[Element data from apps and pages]
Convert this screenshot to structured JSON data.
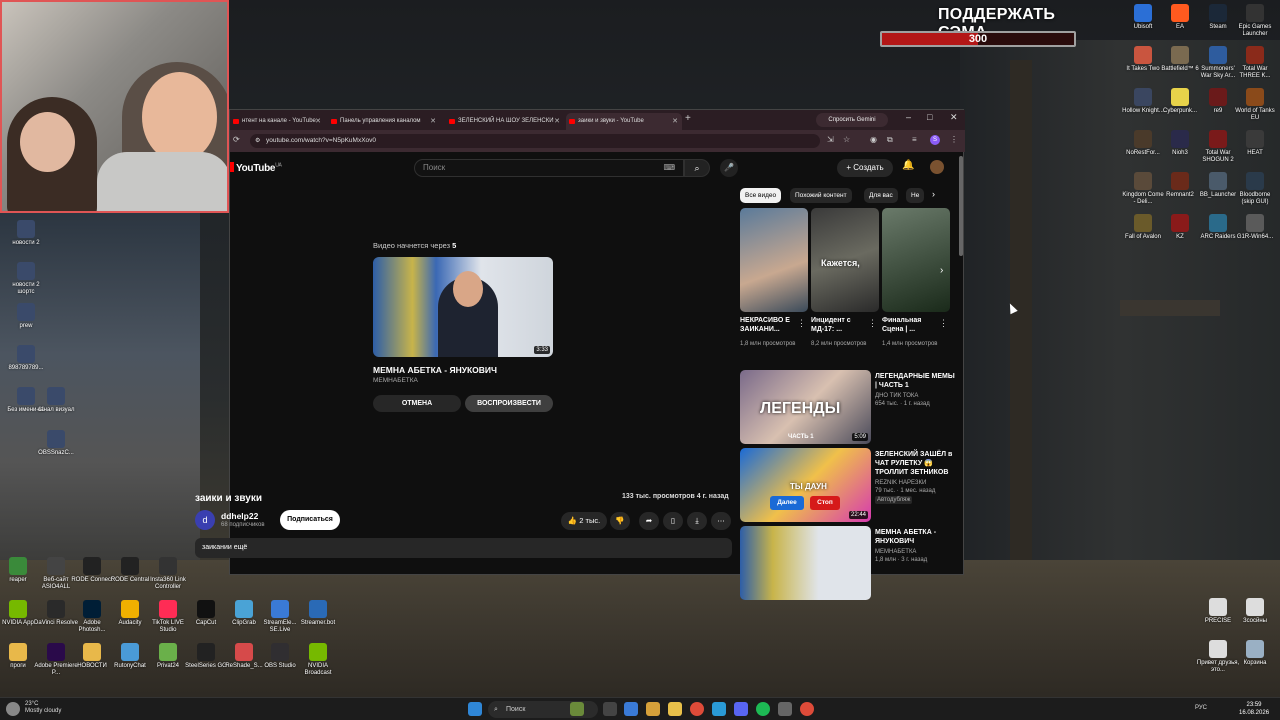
{
  "overlay": {
    "donate_title": "ПОДДЕРЖАТЬ СЭМА",
    "donate_value": "300",
    "donate_fraction": 0.5
  },
  "desktop_left": [
    {
      "label": "новости 2"
    },
    {
      "label": "новости 2 шортс"
    },
    {
      "label": "prew"
    },
    {
      "label": "898789789..."
    },
    {
      "label": "Без имени-11"
    },
    {
      "label": "канал визуал"
    },
    {
      "label": "OBSSnazC..."
    }
  ],
  "desktop_right": [
    {
      "label": "Ubisoft",
      "color": "#2b6fd6"
    },
    {
      "label": "EA",
      "color": "#ff5a1f"
    },
    {
      "label": "Steam",
      "color": "#1b2838"
    },
    {
      "label": "Epic Games Launcher",
      "color": "#333333"
    },
    {
      "label": "It Takes Two",
      "color": "#c9553f"
    },
    {
      "label": "Battlefield™ 6",
      "color": "#7a6a50"
    },
    {
      "label": "Summoners' War Sky Ar...",
      "color": "#2e5c9e"
    },
    {
      "label": "Total War THREE K...",
      "color": "#8a2a1a"
    },
    {
      "label": "Hollow Knight...",
      "color": "#3a4660"
    },
    {
      "label": "Cyberpunk...",
      "color": "#e8d34a"
    },
    {
      "label": "re9",
      "color": "#6a1a1a"
    },
    {
      "label": "World of Tanks EU",
      "color": "#8a4a1a"
    },
    {
      "label": "NoRestFor...",
      "color": "#4a3a2a"
    },
    {
      "label": "Nioh3",
      "color": "#2a2a4a"
    },
    {
      "label": "Total War SHOGUN 2",
      "color": "#7a1a1a"
    },
    {
      "label": "HEAT",
      "color": "#3a3a3a"
    },
    {
      "label": "Kingdom Come - Deli...",
      "color": "#5a4a3a"
    },
    {
      "label": "Remnant2",
      "color": "#6a2a1a"
    },
    {
      "label": "BB_Launcher",
      "color": "#4a5a6a"
    },
    {
      "label": "Bloodborne (skip GUI)",
      "color": "#2a3a4a"
    },
    {
      "label": "Fall of Avalon",
      "color": "#6a5a2a"
    },
    {
      "label": "KZ",
      "color": "#8a1a1a"
    },
    {
      "label": "ARC Raiders",
      "color": "#2a6a8a"
    },
    {
      "label": "G1R-Win64...",
      "color": "#5a5a5a"
    },
    {
      "label": "PRECISE",
      "color": "#dddddd"
    },
    {
      "label": "Зсосйны",
      "color": "#dddddd"
    },
    {
      "label": "Привет друзья, это...",
      "color": "#dddddd"
    },
    {
      "label": "Корзина",
      "color": "#9ab0c4"
    }
  ],
  "desktop_bottom": [
    {
      "label": "reaper",
      "color": "#3a8a3a"
    },
    {
      "label": "Веб-сайт ASIO4ALL",
      "color": "#444444"
    },
    {
      "label": "RODE Connect",
      "color": "#222222"
    },
    {
      "label": "RODE Central",
      "color": "#222222"
    },
    {
      "label": "Insta360 Link Controller",
      "color": "#333333"
    },
    {
      "label": "NVIDIA App",
      "color": "#76b900"
    },
    {
      "label": "DaVinci Resolve",
      "color": "#2a2a2a"
    },
    {
      "label": "Adobe Photosh...",
      "color": "#001e36"
    },
    {
      "label": "Audacity",
      "color": "#f0b000"
    },
    {
      "label": "TikTok LIVE Studio",
      "color": "#fe2c55"
    },
    {
      "label": "CapCut",
      "color": "#111111"
    },
    {
      "label": "ClipGrab",
      "color": "#4aa3d6"
    },
    {
      "label": "StreamEle... SE.Live",
      "color": "#3a7ad6"
    },
    {
      "label": "Streamer.bot",
      "color": "#2a6ab6"
    },
    {
      "label": "проги",
      "color": "#e8b84a"
    },
    {
      "label": "Adobe Premiere P...",
      "color": "#2a0a4a"
    },
    {
      "label": "НОВОСТИ",
      "color": "#e8b84a"
    },
    {
      "label": "RutonyChat",
      "color": "#4a9ad6"
    },
    {
      "label": "Privat24",
      "color": "#6ab04a"
    },
    {
      "label": "SteelSeries GG",
      "color": "#222222"
    },
    {
      "label": "ReShade_S...",
      "color": "#d64a4a"
    },
    {
      "label": "OBS Studio",
      "color": "#302e31"
    },
    {
      "label": "NVIDIA Broadcast",
      "color": "#76b900"
    }
  ],
  "browser": {
    "tabs": [
      {
        "label": "нтент на канале - YouTube"
      },
      {
        "label": "Панель управления каналом"
      },
      {
        "label": "ЗЕЛЕНСКИЙ НА ШОУ ЗЕЛЕНСКИ"
      },
      {
        "label": "заики и звуки - YouTube"
      }
    ],
    "gemini": "Спросить Gemini",
    "url": "youtube.com/watch?v=N5pKuMxXov0",
    "profile_initial": "S"
  },
  "youtube": {
    "logo": "YouTube",
    "region": "UA",
    "search_placeholder": "Поиск",
    "create_label": "Создать",
    "endcard": {
      "countdown_prefix": "Видео начнется через",
      "countdown": "5",
      "duration": "3:33",
      "title": "МЕМНА АБЕТКА - ЯНУКОВИЧ",
      "channel": "МЕМНАБЕТКА",
      "cancel": "ОТМЕНА",
      "play": "ВОСПРОИЗВЕСТИ"
    },
    "video": {
      "title": "заики и звуки",
      "views": "133 тыс. просмотров  4 г. назад",
      "channel": "ddhelp22",
      "channel_initial": "d",
      "subs": "68 подписчиков",
      "subscribe": "Подписаться",
      "likes": "2 тыс.",
      "description": "заикании  ещё"
    },
    "chips": [
      "Все видео",
      "Похожий контент",
      "Для вас",
      "Не"
    ],
    "shorts": [
      {
        "title": "НЕКРАСИВО Е ЗАИКАНИ...",
        "meta": "1,8 млн просмотров",
        "caption": ""
      },
      {
        "title": "Инцидент с МД-17: ...",
        "meta": "8,2 млн просмотров",
        "caption": "Кажется,"
      },
      {
        "title": "Финальная Сцена | ...",
        "meta": "1,4 млн просмотров",
        "caption": ""
      }
    ],
    "recs": [
      {
        "title": "ЛЕГЕНДАРНЫЕ МЕМЫ | ЧАСТЬ 1",
        "channel": "ДНО ТИК ТОКА",
        "meta": "654 тыс. · 1 г. назад",
        "overlay": "ЛЕГЕНДЫ",
        "sub": "ЧАСТЬ 1",
        "duration": "5:09"
      },
      {
        "title": "ЗЕЛЕНСКИЙ ЗАШЁЛ в ЧАТ РУЛЕТКУ 😱 ТРОЛЛИТ ЗЕТНИКОВ",
        "channel": "REZNIK НАРЕЗКИ",
        "meta": "79 тыс. · 1 мес. назад",
        "badge": "Автодубляж",
        "overlay": "ТЫ ДАУН",
        "duration": "22:44",
        "next": "Далее",
        "stop": "Стоп"
      },
      {
        "title": "МЕМНА АБЕТКА - ЯНУКОВИЧ",
        "channel": "МЕМНАБЕТКА",
        "meta": "1,8 млн · 3 г. назад",
        "duration": ""
      }
    ]
  },
  "taskbar": {
    "temp": "23°C",
    "weather": "Mostly cloudy",
    "search": "Поиск",
    "lang": "РУС",
    "time": "23:59",
    "date": "16.08.2026"
  }
}
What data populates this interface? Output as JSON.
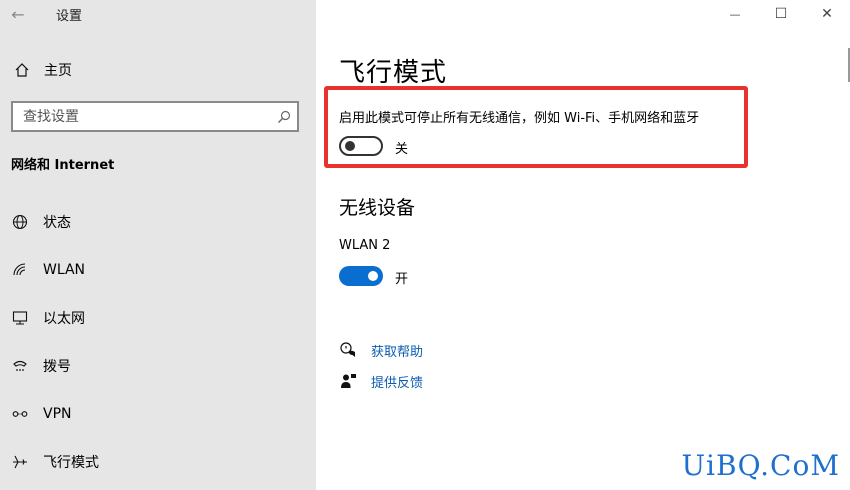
{
  "window": {
    "title": "设置",
    "back_glyph": "←",
    "minimize_glyph": "—",
    "maximize_glyph": "☐",
    "close_glyph": "✕"
  },
  "sidebar": {
    "home_label": "主页",
    "search_placeholder": "查找设置",
    "section_title": "网络和 Internet",
    "items": [
      {
        "label": "状态",
        "icon": "globe-icon"
      },
      {
        "label": "WLAN",
        "icon": "wifi-icon"
      },
      {
        "label": "以太网",
        "icon": "ethernet-icon"
      },
      {
        "label": "拨号",
        "icon": "dialup-icon"
      },
      {
        "label": "VPN",
        "icon": "vpn-icon"
      },
      {
        "label": "飞行模式",
        "icon": "airplane-icon"
      }
    ]
  },
  "main": {
    "title": "飞行模式",
    "airplane_desc": "启用此模式可停止所有无线通信，例如 Wi-Fi、手机网络和蓝牙",
    "airplane_state_label": "关",
    "airplane_on": false,
    "wireless_heading": "无线设备",
    "device_name": "WLAN 2",
    "device_state_label": "开",
    "device_on": true,
    "help_link": "获取帮助",
    "feedback_link": "提供反馈"
  },
  "watermark": "UiBQ.CoM",
  "colors": {
    "accent": "#0a6ed1",
    "highlight": "#e8322e",
    "sidebar_bg": "#e6e6e6",
    "link": "#0a5db0"
  }
}
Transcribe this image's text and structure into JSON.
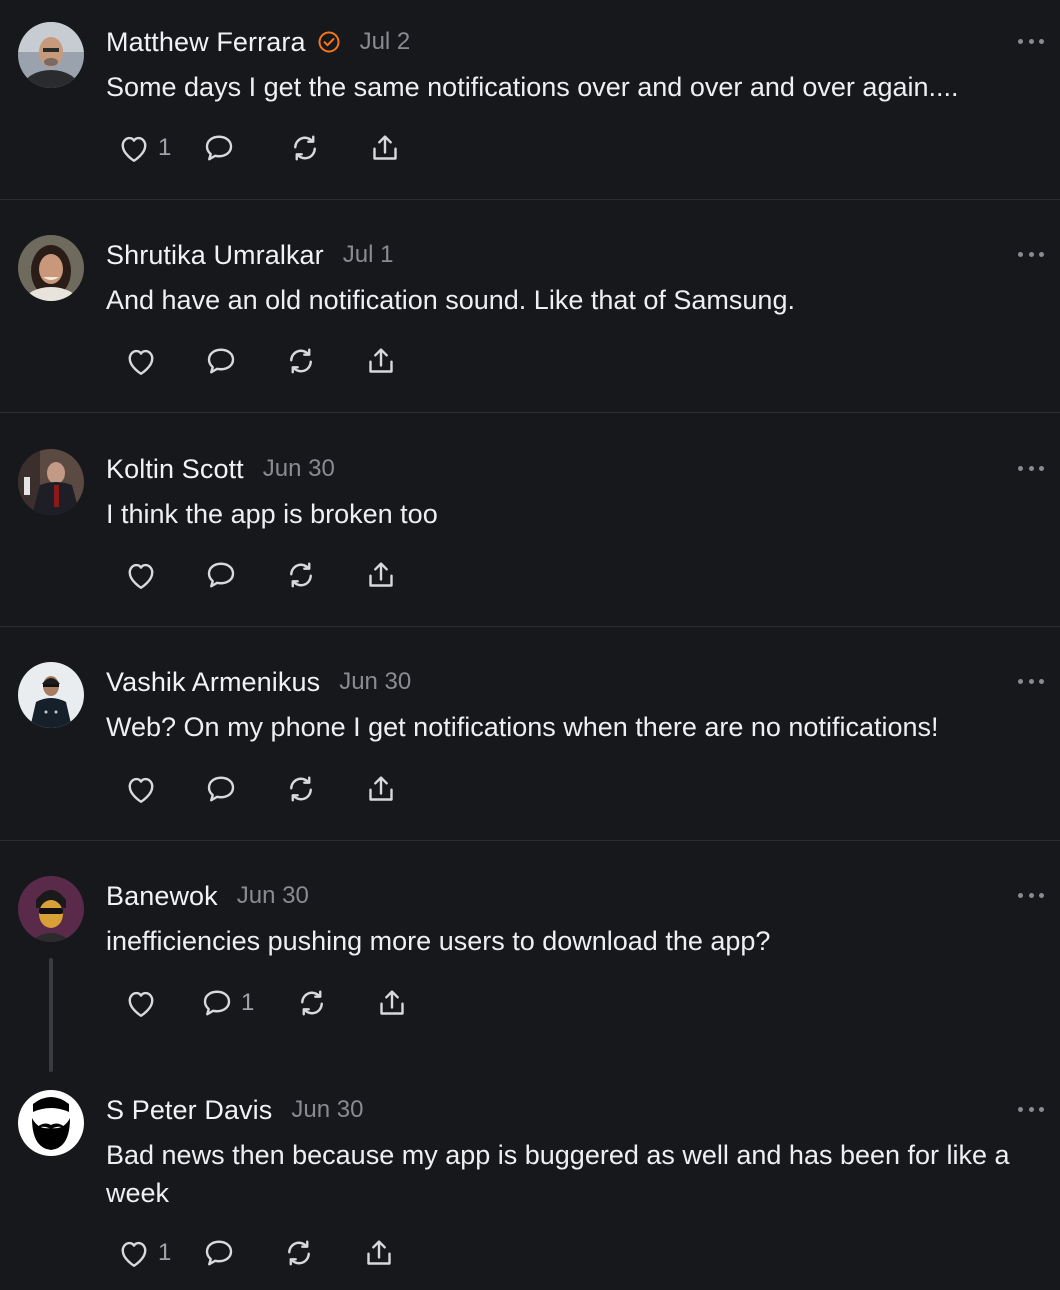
{
  "posts": [
    {
      "name": "Matthew Ferrara",
      "verified": true,
      "date": "Jul 2",
      "text": "Some days I get the same notifications over and over and over again....",
      "likes": "1",
      "replies": ""
    },
    {
      "name": "Shrutika Umralkar",
      "verified": false,
      "date": "Jul 1",
      "text": "And have an old notification sound. Like that of Samsung.",
      "likes": "",
      "replies": ""
    },
    {
      "name": "Koltin Scott",
      "verified": false,
      "date": "Jun 30",
      "text": "I think the app is broken too",
      "likes": "",
      "replies": ""
    },
    {
      "name": "Vashik Armenikus",
      "verified": false,
      "date": "Jun 30",
      "text": "Web? On my phone I get notifications when there are no notifications!",
      "likes": "",
      "replies": ""
    },
    {
      "name": "Banewok",
      "verified": false,
      "date": "Jun 30",
      "text": "inefficiencies pushing more users to download the app?",
      "likes": "",
      "replies": "1"
    },
    {
      "name": "S Peter Davis",
      "verified": false,
      "date": "Jun 30",
      "text": "Bad news then because my app is buggered as well and has been for like a week",
      "likes": "1",
      "replies": ""
    }
  ],
  "icons": {
    "like": "heart-icon",
    "reply": "comment-icon",
    "repost": "repost-icon",
    "share": "share-icon",
    "more": "more-icon",
    "verified": "verified-badge-icon"
  },
  "colors": {
    "background": "#17181c",
    "verified_badge": "#f4751b",
    "muted_text": "#8a8b92"
  }
}
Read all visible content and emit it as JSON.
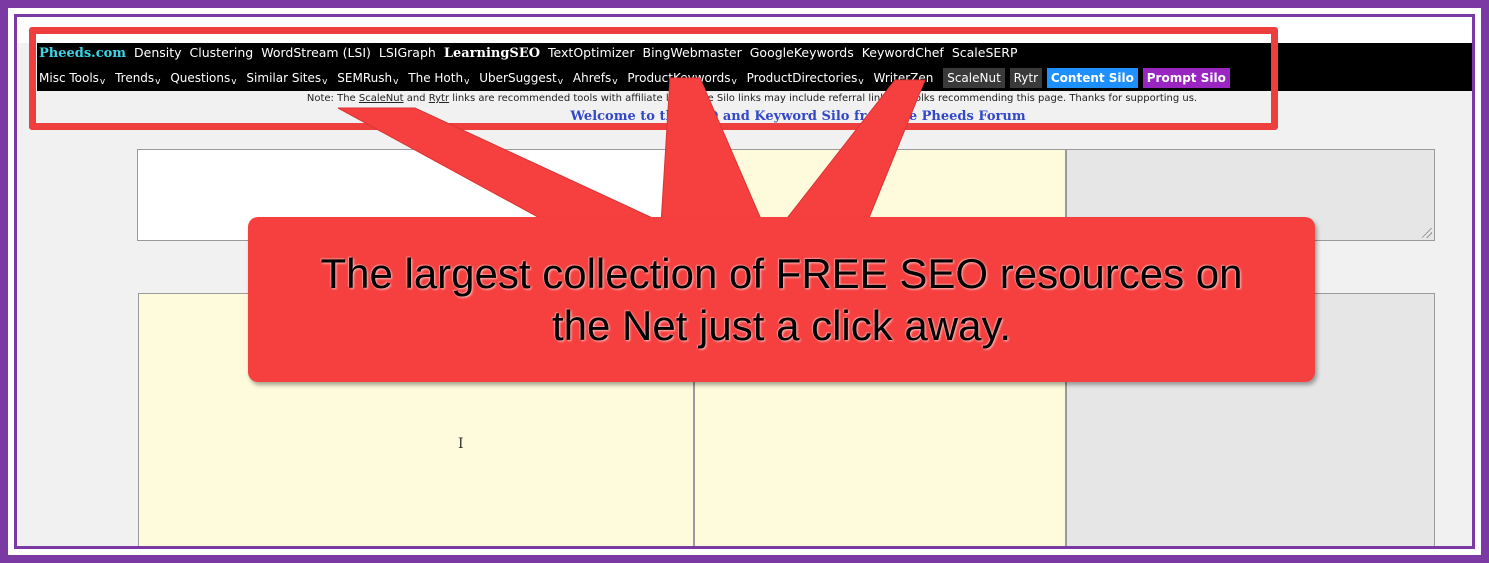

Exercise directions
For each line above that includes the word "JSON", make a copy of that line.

Response to the exercise
Convert this screenshot to structured JSON data.
What data populates this interface? Output as JSON.
Transcribe this image's text and structure into JSON.
Read all visible content and emit it as JSON.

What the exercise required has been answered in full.